→ THE PROBLEM: For the records below, work out the number of lines holding "hours" and reply with only that.

****

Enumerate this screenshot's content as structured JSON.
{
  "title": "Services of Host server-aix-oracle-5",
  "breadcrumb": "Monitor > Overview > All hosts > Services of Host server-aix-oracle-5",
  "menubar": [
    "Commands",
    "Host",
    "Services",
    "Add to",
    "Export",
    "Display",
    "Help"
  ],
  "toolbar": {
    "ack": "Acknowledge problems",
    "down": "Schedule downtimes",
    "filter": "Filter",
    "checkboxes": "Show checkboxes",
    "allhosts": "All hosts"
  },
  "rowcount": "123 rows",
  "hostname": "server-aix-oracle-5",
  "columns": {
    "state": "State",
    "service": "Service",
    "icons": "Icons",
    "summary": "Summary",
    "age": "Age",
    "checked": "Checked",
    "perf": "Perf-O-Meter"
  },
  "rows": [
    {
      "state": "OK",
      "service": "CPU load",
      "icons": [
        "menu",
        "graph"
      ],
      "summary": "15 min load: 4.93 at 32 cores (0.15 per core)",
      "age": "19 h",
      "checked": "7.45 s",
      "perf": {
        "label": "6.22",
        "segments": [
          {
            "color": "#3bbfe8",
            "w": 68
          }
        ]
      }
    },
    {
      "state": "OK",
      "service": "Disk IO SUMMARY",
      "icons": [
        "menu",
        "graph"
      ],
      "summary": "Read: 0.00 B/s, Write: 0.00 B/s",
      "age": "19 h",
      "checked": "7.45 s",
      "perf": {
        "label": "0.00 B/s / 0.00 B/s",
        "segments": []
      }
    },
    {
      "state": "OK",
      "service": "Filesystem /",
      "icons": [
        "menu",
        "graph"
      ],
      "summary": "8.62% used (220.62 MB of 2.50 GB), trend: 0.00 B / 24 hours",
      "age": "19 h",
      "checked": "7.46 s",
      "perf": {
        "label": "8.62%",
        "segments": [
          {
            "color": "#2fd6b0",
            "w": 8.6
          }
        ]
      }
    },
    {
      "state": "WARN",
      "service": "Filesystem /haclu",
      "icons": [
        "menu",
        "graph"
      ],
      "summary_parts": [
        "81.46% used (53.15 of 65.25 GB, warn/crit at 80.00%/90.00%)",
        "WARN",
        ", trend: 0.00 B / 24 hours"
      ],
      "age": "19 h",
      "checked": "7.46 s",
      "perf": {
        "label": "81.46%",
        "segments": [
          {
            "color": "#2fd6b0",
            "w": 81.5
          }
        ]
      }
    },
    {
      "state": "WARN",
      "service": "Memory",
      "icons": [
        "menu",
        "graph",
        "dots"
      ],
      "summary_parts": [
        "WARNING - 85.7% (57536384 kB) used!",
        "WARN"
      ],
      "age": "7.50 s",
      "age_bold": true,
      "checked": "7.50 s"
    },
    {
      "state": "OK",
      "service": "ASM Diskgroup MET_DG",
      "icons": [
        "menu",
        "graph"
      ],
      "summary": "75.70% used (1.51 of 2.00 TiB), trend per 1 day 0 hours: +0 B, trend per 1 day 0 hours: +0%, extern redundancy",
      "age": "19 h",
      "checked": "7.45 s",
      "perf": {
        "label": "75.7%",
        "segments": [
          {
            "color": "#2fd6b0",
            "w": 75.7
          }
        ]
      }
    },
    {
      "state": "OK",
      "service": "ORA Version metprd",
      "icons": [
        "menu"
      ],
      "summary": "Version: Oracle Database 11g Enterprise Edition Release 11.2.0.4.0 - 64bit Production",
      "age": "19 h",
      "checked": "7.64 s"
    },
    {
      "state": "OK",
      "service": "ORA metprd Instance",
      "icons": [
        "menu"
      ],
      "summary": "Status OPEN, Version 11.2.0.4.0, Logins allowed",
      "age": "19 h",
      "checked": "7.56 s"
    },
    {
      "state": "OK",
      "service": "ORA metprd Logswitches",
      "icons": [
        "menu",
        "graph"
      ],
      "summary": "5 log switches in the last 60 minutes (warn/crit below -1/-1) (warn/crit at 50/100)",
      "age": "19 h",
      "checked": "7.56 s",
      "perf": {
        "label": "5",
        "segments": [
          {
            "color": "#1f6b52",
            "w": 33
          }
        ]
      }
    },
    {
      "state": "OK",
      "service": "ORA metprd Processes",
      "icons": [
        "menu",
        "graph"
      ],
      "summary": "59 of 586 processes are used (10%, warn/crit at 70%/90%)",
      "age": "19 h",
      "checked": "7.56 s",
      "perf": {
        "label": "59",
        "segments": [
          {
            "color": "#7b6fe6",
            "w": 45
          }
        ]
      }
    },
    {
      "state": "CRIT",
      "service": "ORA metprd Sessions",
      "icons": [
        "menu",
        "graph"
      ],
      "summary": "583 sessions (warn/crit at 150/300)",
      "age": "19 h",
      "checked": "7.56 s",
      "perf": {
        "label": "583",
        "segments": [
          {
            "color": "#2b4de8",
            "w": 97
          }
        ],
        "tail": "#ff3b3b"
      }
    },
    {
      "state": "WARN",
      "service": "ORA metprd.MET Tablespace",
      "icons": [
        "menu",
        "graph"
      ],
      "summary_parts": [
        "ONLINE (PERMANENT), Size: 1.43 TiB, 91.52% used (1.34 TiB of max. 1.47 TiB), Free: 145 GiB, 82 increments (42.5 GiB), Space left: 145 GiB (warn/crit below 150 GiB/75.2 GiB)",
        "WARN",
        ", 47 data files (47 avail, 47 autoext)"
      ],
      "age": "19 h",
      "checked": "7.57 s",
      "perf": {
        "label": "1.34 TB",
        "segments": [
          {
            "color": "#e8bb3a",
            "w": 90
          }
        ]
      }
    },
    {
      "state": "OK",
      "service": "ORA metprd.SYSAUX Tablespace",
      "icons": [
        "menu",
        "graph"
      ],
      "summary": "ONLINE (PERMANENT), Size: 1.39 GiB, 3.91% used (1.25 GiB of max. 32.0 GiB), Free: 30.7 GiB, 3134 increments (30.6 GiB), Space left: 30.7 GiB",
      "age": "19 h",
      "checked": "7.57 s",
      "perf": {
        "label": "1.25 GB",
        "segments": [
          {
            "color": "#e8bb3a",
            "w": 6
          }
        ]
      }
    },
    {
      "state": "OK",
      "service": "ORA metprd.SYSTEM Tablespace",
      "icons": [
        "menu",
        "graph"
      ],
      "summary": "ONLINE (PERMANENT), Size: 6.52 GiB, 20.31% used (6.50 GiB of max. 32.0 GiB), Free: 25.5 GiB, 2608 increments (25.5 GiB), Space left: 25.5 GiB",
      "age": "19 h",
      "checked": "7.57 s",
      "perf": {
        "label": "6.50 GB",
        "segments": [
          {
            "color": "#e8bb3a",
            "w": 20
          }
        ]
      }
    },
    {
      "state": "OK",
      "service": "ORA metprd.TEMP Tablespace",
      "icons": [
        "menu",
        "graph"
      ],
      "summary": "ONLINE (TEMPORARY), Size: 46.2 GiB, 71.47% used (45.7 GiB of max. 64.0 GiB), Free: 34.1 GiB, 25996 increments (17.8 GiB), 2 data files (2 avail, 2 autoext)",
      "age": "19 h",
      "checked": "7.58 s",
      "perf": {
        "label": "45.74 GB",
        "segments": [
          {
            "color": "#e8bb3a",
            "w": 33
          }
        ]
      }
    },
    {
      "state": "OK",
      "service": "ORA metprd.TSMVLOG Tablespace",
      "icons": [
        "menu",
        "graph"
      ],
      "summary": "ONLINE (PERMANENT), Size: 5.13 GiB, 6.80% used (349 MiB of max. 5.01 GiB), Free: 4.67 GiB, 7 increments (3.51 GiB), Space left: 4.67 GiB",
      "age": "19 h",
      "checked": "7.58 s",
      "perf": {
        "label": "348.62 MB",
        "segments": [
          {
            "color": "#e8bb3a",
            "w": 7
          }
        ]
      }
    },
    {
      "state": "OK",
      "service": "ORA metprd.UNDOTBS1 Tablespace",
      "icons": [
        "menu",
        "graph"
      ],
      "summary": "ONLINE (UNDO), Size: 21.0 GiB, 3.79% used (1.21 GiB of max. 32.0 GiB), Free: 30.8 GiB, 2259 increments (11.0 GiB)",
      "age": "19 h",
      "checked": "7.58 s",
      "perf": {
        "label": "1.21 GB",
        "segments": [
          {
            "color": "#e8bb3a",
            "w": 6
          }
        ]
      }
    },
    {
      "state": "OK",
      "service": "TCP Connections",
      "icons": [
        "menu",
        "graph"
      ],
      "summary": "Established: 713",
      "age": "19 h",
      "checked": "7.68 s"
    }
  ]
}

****

→ SOLUTION: 3